Exercise:
Among the entries that follow, how many lines contain the string "digit"? Answer with that number only.

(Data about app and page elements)
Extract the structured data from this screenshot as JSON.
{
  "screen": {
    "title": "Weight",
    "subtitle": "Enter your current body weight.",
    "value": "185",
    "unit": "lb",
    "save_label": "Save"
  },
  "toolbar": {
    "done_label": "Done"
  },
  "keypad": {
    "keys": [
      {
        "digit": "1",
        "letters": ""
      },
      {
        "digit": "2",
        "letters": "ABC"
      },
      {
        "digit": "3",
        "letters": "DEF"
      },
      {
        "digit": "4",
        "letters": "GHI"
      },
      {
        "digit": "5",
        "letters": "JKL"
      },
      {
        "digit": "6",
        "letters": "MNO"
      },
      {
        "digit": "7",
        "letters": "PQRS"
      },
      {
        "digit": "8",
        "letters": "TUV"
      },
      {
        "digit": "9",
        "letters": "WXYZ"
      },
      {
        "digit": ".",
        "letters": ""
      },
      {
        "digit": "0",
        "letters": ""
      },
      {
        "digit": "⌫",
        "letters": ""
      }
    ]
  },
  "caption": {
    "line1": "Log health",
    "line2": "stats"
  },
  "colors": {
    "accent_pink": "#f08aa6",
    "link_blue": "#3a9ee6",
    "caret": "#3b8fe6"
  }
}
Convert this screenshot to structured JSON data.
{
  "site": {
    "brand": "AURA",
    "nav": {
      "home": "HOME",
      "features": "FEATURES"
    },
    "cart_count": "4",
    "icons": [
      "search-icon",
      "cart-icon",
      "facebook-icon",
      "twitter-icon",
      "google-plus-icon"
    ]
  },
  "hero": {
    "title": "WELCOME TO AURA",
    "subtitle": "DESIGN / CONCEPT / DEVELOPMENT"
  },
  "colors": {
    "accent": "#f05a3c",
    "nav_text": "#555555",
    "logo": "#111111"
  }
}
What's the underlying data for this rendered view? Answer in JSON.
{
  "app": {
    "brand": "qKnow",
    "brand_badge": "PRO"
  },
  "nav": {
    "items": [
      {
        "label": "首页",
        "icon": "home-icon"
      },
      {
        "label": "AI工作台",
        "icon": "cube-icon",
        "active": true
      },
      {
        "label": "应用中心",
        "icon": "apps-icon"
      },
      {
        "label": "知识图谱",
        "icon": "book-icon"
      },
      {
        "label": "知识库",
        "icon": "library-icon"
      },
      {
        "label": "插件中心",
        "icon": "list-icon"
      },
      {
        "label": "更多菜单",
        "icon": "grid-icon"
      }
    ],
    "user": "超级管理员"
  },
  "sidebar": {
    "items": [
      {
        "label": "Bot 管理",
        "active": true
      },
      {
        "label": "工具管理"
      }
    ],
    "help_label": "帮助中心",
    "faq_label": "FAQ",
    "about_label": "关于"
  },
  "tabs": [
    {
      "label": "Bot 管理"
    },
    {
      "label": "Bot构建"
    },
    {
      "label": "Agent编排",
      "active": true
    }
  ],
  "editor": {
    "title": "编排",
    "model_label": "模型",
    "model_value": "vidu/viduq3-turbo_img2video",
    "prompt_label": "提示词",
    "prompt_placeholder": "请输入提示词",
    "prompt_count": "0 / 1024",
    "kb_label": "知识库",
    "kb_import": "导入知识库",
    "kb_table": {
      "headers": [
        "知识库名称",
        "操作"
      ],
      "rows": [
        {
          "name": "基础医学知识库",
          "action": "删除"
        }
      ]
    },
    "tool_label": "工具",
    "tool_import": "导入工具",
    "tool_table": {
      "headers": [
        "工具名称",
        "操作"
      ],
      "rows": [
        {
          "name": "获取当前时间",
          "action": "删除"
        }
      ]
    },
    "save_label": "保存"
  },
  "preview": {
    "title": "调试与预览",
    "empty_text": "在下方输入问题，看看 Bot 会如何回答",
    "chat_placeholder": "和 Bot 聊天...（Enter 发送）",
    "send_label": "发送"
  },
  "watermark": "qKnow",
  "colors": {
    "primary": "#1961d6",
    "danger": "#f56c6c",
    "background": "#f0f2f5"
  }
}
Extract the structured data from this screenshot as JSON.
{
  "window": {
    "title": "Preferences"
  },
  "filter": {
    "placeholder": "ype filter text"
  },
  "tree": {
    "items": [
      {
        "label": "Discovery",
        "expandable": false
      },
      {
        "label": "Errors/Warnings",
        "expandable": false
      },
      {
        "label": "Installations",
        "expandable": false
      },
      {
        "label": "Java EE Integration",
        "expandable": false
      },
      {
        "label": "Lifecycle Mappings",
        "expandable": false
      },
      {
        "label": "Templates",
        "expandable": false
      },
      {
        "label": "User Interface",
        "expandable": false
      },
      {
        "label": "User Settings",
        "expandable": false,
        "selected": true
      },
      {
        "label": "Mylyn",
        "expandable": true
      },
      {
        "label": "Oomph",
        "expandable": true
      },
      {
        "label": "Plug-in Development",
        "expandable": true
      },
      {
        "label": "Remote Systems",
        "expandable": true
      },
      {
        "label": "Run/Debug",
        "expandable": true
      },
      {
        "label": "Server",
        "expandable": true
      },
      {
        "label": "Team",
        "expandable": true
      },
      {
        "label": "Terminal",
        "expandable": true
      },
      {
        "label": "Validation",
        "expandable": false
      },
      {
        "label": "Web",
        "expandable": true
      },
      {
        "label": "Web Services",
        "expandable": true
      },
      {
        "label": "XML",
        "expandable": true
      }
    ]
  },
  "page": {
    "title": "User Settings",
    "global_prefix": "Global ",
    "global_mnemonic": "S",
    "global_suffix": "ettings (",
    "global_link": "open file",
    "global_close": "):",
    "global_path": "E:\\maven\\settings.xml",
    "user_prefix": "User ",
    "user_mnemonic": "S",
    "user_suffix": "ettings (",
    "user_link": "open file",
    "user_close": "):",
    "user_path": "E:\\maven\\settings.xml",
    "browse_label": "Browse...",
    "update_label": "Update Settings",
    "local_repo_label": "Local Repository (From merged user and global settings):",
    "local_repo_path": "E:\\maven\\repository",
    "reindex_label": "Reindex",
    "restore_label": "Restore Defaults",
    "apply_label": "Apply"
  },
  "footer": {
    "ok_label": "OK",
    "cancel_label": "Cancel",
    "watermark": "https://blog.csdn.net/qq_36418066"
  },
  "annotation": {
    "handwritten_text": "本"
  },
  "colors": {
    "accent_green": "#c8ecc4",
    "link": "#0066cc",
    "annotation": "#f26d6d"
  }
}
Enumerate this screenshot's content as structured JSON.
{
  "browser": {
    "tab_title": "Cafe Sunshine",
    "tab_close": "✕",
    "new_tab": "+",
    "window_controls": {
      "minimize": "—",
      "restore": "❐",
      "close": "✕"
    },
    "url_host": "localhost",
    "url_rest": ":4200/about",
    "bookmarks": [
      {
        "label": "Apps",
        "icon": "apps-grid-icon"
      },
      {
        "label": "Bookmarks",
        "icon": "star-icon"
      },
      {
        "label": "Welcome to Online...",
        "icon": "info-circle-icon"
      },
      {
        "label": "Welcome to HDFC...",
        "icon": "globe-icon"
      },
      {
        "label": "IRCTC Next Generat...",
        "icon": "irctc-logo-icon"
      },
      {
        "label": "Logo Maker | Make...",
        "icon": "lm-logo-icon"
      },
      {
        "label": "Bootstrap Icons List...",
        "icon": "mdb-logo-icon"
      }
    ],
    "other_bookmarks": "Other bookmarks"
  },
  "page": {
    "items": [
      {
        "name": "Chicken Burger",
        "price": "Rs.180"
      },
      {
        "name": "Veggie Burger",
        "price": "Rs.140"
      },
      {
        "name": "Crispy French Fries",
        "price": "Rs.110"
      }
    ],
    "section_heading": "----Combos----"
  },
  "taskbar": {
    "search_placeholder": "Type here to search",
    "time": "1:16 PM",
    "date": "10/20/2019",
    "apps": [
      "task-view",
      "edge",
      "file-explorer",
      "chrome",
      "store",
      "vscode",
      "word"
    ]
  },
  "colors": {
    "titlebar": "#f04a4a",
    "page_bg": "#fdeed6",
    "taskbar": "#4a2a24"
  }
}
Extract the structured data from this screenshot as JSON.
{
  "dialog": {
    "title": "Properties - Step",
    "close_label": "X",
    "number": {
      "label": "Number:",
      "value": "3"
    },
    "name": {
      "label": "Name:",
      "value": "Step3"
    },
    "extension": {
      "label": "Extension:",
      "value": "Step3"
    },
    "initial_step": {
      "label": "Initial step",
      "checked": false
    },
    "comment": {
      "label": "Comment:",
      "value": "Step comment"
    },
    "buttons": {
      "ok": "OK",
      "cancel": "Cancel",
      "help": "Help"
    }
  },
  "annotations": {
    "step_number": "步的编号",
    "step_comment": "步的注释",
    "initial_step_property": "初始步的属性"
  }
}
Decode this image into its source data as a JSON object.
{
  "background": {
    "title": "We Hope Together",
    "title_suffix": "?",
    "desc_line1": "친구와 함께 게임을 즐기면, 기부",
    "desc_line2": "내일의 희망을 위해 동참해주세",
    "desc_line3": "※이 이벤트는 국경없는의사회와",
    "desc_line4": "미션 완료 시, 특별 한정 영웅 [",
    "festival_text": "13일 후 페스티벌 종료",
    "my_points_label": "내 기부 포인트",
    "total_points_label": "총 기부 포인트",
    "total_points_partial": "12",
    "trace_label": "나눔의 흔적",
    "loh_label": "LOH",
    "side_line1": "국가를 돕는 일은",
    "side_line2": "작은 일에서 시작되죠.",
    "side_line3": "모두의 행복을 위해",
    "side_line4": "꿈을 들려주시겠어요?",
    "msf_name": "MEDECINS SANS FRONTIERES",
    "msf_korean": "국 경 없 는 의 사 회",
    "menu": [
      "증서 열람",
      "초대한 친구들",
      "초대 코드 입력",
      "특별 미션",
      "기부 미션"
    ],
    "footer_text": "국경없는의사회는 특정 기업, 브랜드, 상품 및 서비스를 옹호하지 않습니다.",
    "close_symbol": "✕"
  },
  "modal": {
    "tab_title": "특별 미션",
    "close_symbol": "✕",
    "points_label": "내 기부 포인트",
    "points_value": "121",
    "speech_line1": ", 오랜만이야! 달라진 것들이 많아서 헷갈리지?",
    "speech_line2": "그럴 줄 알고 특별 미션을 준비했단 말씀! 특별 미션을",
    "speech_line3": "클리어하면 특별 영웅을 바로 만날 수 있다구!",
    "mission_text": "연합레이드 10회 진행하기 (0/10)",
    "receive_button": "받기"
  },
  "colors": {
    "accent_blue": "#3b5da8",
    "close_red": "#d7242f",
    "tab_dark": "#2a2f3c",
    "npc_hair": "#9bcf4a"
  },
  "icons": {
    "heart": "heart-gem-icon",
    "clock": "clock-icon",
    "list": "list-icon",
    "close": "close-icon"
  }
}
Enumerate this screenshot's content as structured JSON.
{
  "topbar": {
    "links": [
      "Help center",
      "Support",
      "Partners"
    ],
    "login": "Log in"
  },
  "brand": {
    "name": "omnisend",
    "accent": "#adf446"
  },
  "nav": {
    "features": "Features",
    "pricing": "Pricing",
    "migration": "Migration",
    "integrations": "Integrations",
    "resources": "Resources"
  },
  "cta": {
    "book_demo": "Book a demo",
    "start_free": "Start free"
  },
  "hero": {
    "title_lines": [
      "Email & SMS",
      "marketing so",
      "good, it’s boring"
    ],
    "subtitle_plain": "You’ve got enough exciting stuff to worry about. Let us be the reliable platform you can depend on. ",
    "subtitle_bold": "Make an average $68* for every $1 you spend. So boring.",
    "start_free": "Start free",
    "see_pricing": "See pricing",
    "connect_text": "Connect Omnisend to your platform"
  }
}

Final answer:
12